**INPUT FOR THIS TASK**.
====================

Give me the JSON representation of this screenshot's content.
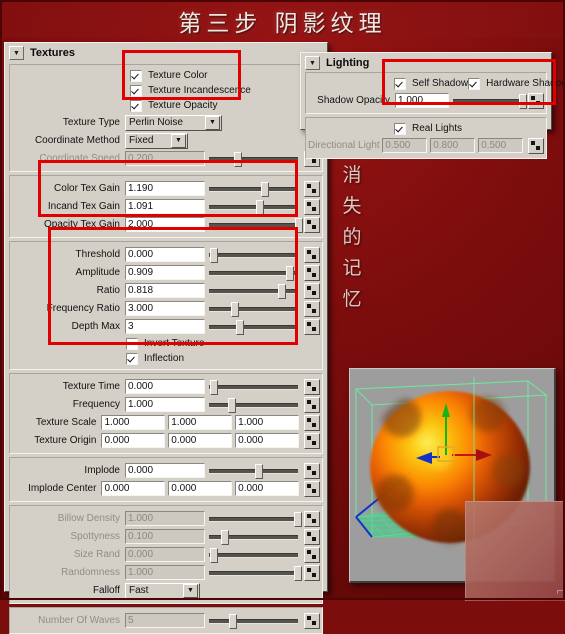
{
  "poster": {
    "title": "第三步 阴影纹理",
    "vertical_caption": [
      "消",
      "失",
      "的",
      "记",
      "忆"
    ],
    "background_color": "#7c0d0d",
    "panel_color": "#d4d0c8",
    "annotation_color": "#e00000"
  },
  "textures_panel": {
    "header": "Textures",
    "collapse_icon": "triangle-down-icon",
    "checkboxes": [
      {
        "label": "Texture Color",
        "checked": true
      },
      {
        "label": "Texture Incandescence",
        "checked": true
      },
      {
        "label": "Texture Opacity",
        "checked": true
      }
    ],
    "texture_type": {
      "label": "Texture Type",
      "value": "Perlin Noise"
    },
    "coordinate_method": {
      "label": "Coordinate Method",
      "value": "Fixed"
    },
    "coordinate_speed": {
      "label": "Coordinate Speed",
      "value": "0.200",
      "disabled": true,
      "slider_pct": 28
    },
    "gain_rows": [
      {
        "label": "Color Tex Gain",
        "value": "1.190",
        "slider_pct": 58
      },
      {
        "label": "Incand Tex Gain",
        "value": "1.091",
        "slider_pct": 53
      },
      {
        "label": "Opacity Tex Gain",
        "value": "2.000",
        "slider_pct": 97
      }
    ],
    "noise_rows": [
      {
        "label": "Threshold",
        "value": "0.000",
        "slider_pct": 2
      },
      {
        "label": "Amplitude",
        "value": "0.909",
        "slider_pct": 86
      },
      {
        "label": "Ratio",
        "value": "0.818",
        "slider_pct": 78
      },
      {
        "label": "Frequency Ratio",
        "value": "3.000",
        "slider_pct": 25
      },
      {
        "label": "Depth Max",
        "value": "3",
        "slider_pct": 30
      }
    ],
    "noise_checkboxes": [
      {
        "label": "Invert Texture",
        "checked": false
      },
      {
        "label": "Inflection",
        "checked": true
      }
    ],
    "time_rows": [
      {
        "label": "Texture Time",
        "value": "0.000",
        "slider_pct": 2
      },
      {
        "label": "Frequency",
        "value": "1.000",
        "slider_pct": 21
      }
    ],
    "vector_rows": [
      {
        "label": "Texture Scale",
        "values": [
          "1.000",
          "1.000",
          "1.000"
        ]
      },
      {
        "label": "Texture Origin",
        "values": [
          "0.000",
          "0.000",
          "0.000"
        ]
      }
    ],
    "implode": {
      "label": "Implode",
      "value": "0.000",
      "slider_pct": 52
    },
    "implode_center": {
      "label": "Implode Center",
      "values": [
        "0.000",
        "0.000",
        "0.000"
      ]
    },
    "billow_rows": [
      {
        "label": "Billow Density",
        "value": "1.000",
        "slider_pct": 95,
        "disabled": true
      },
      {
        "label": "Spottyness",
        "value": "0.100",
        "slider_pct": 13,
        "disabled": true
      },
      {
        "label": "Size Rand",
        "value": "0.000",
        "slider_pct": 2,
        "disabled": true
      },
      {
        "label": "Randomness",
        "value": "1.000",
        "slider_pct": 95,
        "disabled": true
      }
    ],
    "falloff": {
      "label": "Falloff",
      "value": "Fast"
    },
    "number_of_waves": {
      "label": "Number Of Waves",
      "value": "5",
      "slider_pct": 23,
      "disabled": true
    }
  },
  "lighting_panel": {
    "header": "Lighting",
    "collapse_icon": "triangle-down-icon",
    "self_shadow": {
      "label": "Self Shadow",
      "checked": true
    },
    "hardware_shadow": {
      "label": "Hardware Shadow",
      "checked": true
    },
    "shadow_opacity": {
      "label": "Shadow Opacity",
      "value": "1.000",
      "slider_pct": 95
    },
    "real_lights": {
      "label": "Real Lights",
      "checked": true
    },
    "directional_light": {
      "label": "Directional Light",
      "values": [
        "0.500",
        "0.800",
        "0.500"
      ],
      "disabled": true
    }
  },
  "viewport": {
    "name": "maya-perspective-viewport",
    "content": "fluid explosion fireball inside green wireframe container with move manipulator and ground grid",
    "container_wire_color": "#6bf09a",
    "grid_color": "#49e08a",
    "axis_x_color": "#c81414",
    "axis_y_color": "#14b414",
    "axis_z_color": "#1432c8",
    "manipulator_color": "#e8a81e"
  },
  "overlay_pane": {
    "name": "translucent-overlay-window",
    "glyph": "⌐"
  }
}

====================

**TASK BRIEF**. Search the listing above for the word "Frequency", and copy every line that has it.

**FINISHED TASK**.
        "label": "Frequency Ratio",
        "label": "Frequency",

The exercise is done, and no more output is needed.